Dr. Maria Montessori
Born on August 31, 1870, in Chiaravalle, Ancona, Maria Montessori broke from the traditional role of women almost right from the start. At the age of 13, she attended an all-boys academy focusing her studies on mathematics and science. Later, she became the first female doctor in Italy. Her career took an unexpected turn when she started working with disabled children. She devised a new method of education when she saw that the methods of the time were not serving the needs of those children.
Her approach to teaching disabled children was completely new. Instead of the traditional methods that included reading and reciting, she taught the children by using concrete materials. She determined that learning was not memorizing but sensing and experiencing. The disabled children scored higher than average children on the same test and she wondered, "Why can't all children benefit from the same method?"
So it was that she opened the Casa dei Bambini, or Children’s House, on January 6, 1907, in the slums of Rome to teach the children of tenement dwellers. News of her new method spread through Italy and beyond.
In 1915, Maria Montessori traveled to the United States to present lectures and demonstrations about the educational philosophy and methodology that she began. Her son, Mario, was a frequent collaborator and travel partner.
Experimental Montessori schools sprang up in the United States over the following years. Her work was overshadowed, however, in the American public schools by John Dewey’s pragmatic approach to education. The Montessori method died away until the late 1950s. Alcuin Montessori School was among the first chartered Montessori schools of this revival, founded in 1961.
Today Dr. Montessori is celebrated as an educational pioneer, humanist, feminist and all around inspirational person!
Interactive timeline of Dr. Montessori's life and work
Maria Montessori: Her Life and Work - EM Standing
History of Montessori Education
Documentary on Maria Montessori
Why a Montessori Education at
KV Montessori Academy

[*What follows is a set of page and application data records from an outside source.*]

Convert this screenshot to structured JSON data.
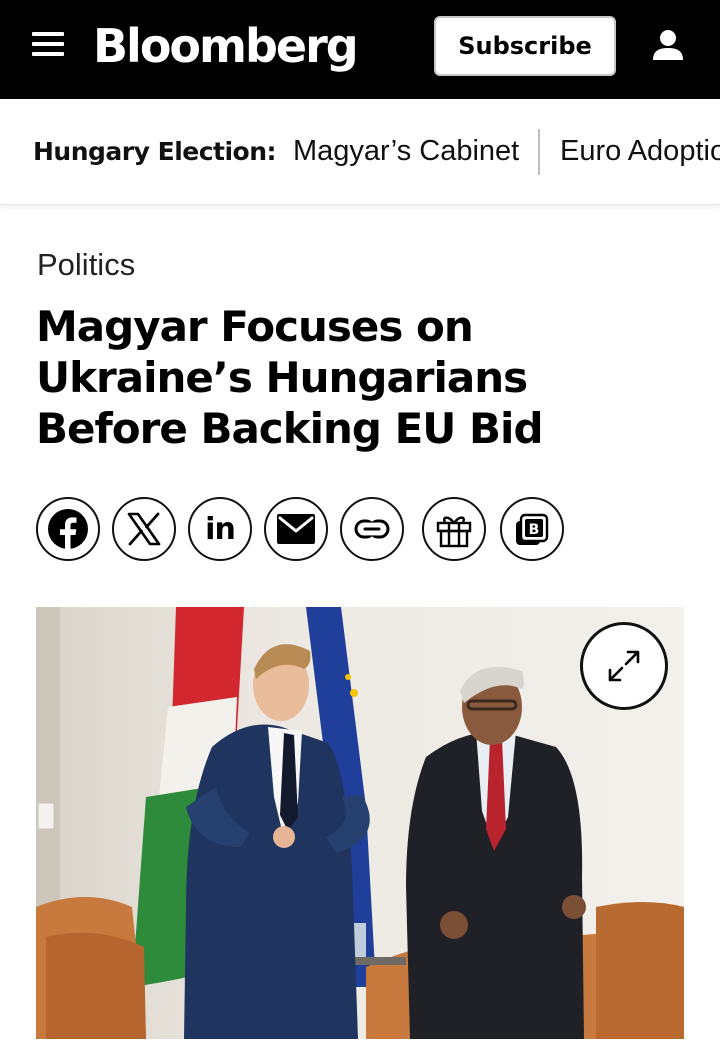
{
  "header": {
    "logo_text": "Bloomberg",
    "subscribe_label": "Subscribe",
    "menu_icon": "hamburger-menu-icon",
    "account_icon": "user-icon"
  },
  "topics": {
    "label": "Hungary Election:",
    "items": [
      "Magyar’s Cabinet",
      "Euro Adoption"
    ]
  },
  "article": {
    "kicker": "Politics",
    "headline_lines": [
      "Magyar Focuses on",
      "Ukraine’s Hungarians",
      "Before Backing EU Bid"
    ]
  },
  "share": {
    "buttons": [
      {
        "icon": "facebook-icon"
      },
      {
        "icon": "x-icon"
      },
      {
        "icon": "linkedin-icon",
        "text": "in"
      },
      {
        "icon": "email-icon"
      },
      {
        "icon": "link-icon"
      },
      {
        "icon": "gift-icon"
      },
      {
        "icon": "bloomberg-b-icon",
        "text": "B"
      }
    ]
  },
  "photo": {
    "expand_icon": "expand-icon"
  },
  "colors": {
    "topbar_bg": "#000000",
    "flag_red": "#d3272f",
    "flag_green": "#2e8b3c",
    "eu_blue": "#1f3f9a",
    "sofa": "#c87a3e"
  }
}
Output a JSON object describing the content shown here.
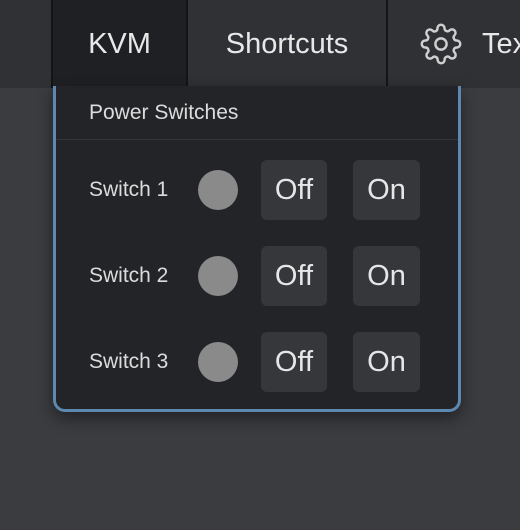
{
  "nav": {
    "items": [
      {
        "label": "KVM"
      },
      {
        "label": "Shortcuts"
      },
      {
        "label": "Text",
        "icon": "gear-icon"
      }
    ]
  },
  "panel": {
    "title": "Power Switches",
    "switches": [
      {
        "label": "Switch 1",
        "off_label": "Off",
        "on_label": "On",
        "status_color": "#8a8a8a"
      },
      {
        "label": "Switch 2",
        "off_label": "Off",
        "on_label": "On",
        "status_color": "#8a8a8a"
      },
      {
        "label": "Switch 3",
        "off_label": "Off",
        "on_label": "On",
        "status_color": "#8a8a8a"
      }
    ]
  },
  "colors": {
    "panel_border": "#5d88b0",
    "nav_active_bg": "#1f2023",
    "page_bg": "#3a3c40"
  }
}
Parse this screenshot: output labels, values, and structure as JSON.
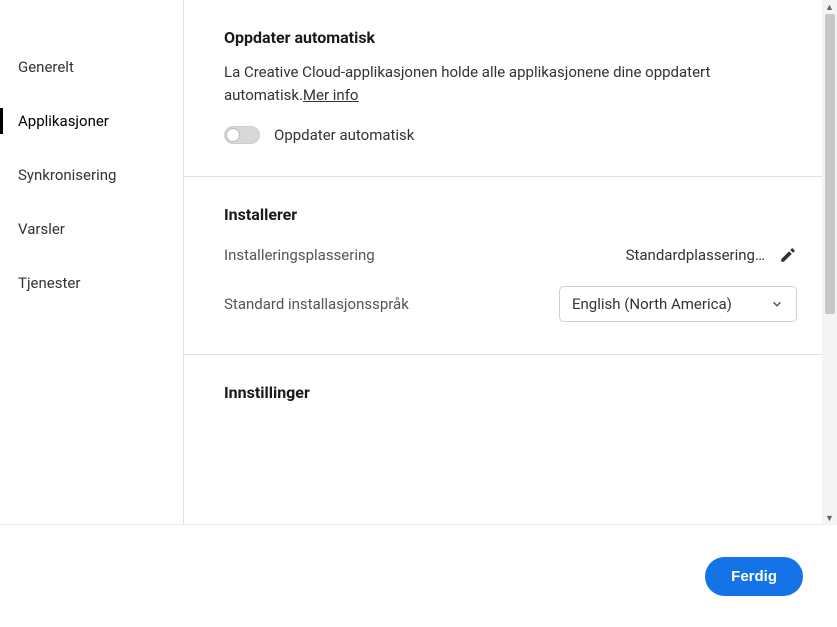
{
  "sidebar": {
    "items": [
      {
        "label": "Generelt"
      },
      {
        "label": "Applikasjoner"
      },
      {
        "label": "Synkronisering"
      },
      {
        "label": "Varsler"
      },
      {
        "label": "Tjenester"
      }
    ]
  },
  "sections": {
    "autoupdate": {
      "title": "Oppdater automatisk",
      "desc_prefix": "La Creative Cloud-applikasjonen holde alle applikasjonene dine oppdatert automatisk.",
      "more_info": "Mer info",
      "toggle_label": "Oppdater automatisk"
    },
    "install": {
      "title": "Installerer",
      "location_label": "Installeringsplassering",
      "location_value": "Standardplassering…",
      "lang_label": "Standard installasjonsspråk",
      "lang_value": "English (North America)"
    },
    "settings": {
      "title": "Innstillinger"
    }
  },
  "footer": {
    "done": "Ferdig"
  }
}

Montessori offers an alternative method of education based on the principle that children want to learn and even teach themselves if the environment is prepared effectively.
We give you:

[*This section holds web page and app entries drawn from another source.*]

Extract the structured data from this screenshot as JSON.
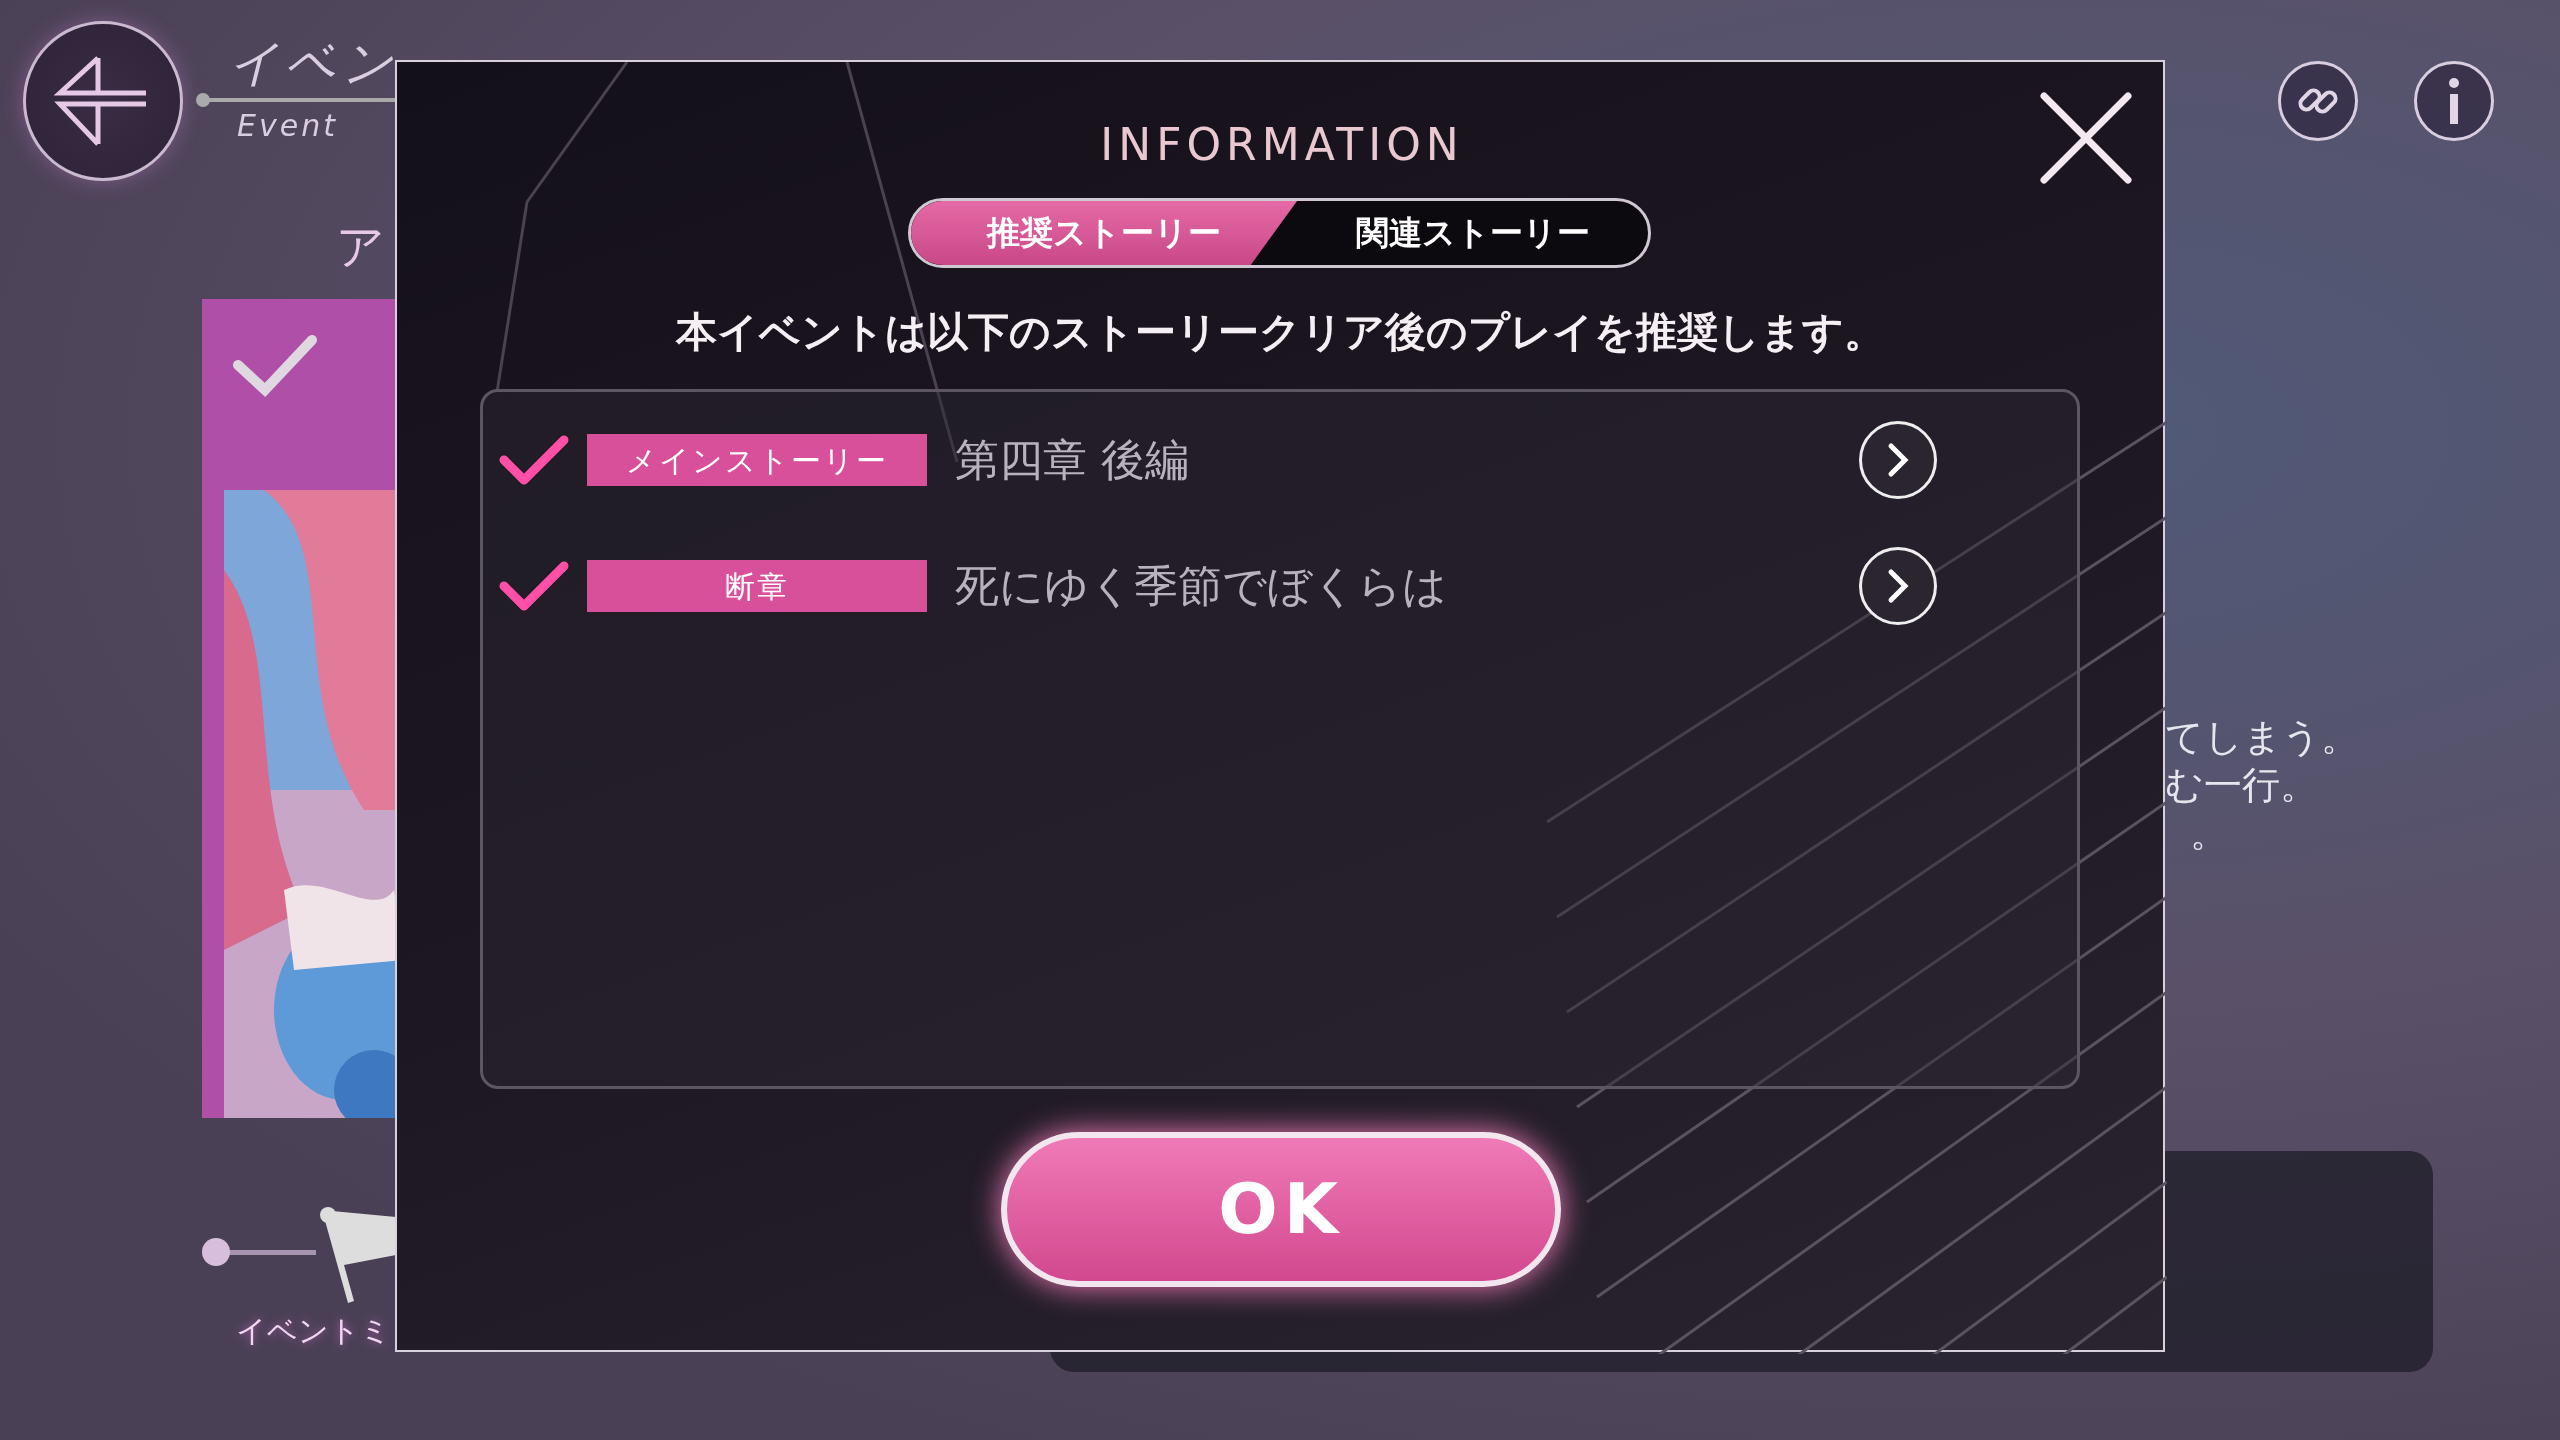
{
  "header": {
    "title": "イベン",
    "subtitle": "Event"
  },
  "partial_heading": "ア",
  "card": {
    "selected": true,
    "kind": "picture"
  },
  "mission_label": "イベントミ",
  "side_text": [
    "てしまう。",
    "む一行。",
    "。"
  ],
  "dialog": {
    "title": "INFORMATION",
    "tabs": [
      {
        "label": "推奨ストーリー",
        "selected": true
      },
      {
        "label": "関連ストーリー",
        "selected": false
      }
    ],
    "message": "本イベントは以下のストーリークリア後のプレイを推奨します。",
    "stories": [
      {
        "category": "メインストーリー",
        "title": "第四章 後編",
        "cleared": true
      },
      {
        "category": "断章",
        "title": "死にゆく季節でぼくらは",
        "cleared": true
      }
    ],
    "ok_button": "OK"
  }
}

All our Teachers are Certified Montessori Guides
Follow a Curriculum
Parent Teacher Conferences Twice a Year
Top of the Line Indoor Playground

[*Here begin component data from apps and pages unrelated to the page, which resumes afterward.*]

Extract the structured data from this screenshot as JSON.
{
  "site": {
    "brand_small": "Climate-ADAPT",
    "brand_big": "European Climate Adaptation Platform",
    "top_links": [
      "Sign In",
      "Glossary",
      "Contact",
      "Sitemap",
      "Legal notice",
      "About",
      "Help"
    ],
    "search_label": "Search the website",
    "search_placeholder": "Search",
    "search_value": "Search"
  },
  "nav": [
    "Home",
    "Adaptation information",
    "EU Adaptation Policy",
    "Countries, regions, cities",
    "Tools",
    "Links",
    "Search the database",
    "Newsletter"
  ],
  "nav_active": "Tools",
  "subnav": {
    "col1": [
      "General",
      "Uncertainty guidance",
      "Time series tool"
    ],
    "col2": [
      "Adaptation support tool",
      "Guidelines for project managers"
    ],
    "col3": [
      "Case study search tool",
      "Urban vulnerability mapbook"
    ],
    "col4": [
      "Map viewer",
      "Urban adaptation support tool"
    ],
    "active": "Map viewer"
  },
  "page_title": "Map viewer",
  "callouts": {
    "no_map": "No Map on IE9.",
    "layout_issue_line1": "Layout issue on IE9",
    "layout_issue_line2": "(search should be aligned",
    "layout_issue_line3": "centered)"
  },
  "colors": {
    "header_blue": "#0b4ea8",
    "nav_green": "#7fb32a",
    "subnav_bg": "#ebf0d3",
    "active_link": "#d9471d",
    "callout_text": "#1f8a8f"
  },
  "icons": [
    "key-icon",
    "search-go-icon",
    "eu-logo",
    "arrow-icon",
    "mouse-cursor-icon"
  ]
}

Open all year long
Montessori vs. Conventional Education
Some Comparisons of Montessori Education with Conventional Education:
Views the child holistically, valuing cognitive, psychological, social, and spiritual development.
Views the child in terms of competence, skill level, and achievement with an emphasis on core curricula standards and social development.
Child is an active participant in learning; allowed to move about and respectfully explore the classroom environment; teacher is an instructional facilitator and guide.
Child is a more passive participant in learning; teacher has a more dominant central role in classroom activity.
A carefully prepared learning environment and method encourages development of internal self- discipline and intrinsic motivation.
Teacher acts a primary enforcer of external discipline promoting extrinsic motivation.
Instruction, both individual and group, adapts to students’ learning styles and developmental levels.
Instruction, both individual and group, adapts to core curricula benchmarks.
Three-year span of age grouping, three-year cycles allow teacher, students, and parents to develop supportive, collaborative and trusting relationships.
Same-age and/or skill level grouping; one-year cycles can limit development of strong teacher, student, and parent collaboration.
Grace, courtesy, and conflict resolution are integral parts of daily Montessori peace curriculum.
Conflict resolution is usually taught separately from daily classroom activity.
Values concentration and depth of experience; supplies uninterrupted time for focused work cycle to develop.
Values completion of assignments; time is tightly scheduled.
Child’s learning pace is internally determined.
Instructional pace usually set by core-curricula standard expectations, group norm, or teacher.
Child allowed to spot own errors through feedback from the materials; errors are viewed as part of the learning process.
Work is usually corrected by the teacher; errors are viewed as mistakes.
Learning is reinforced internally through the child’s own repetition of an activity and internal feelings of success.
Learning is reinforced externally by test scores and rewards, competition and grades.
Care of self and environment are emphasized as integral to the learning experience.
Less emphasis on self-care, spatial awareness, and care of the environment.
Child can work where he/she is comfortable and the child often has choices between working alone or with a group that is highly collaborative among older students.
Child is usually assigned a specific work space; talking among peers discouraged.
Multi-disciplinary, interwoven curriculum.
Curriculum areas usually taught as separate topics.
Child learns to share leadership; egalitarian interaction is encouraged.
Hierarchical classroom structure is more prominent.
Progress is reported through multiple formats: conferences, narrative reports, checklists and portfolio of student’s work.
Progress is usually reported through conferences, report cards/grades, and test scores.
Children are encouraged to teach, collaborate, and help each other.
Most teaching is done by the teacher and collaboration is an alternative teaching strategy.
Child is provided opportunities to choose own work from interest and abilities, concepts taught within context of interest.
Curricula organized and structured for child based on core curricula standards.
Goal is to foster a love of learning.
Goal is to master core curricula objectives.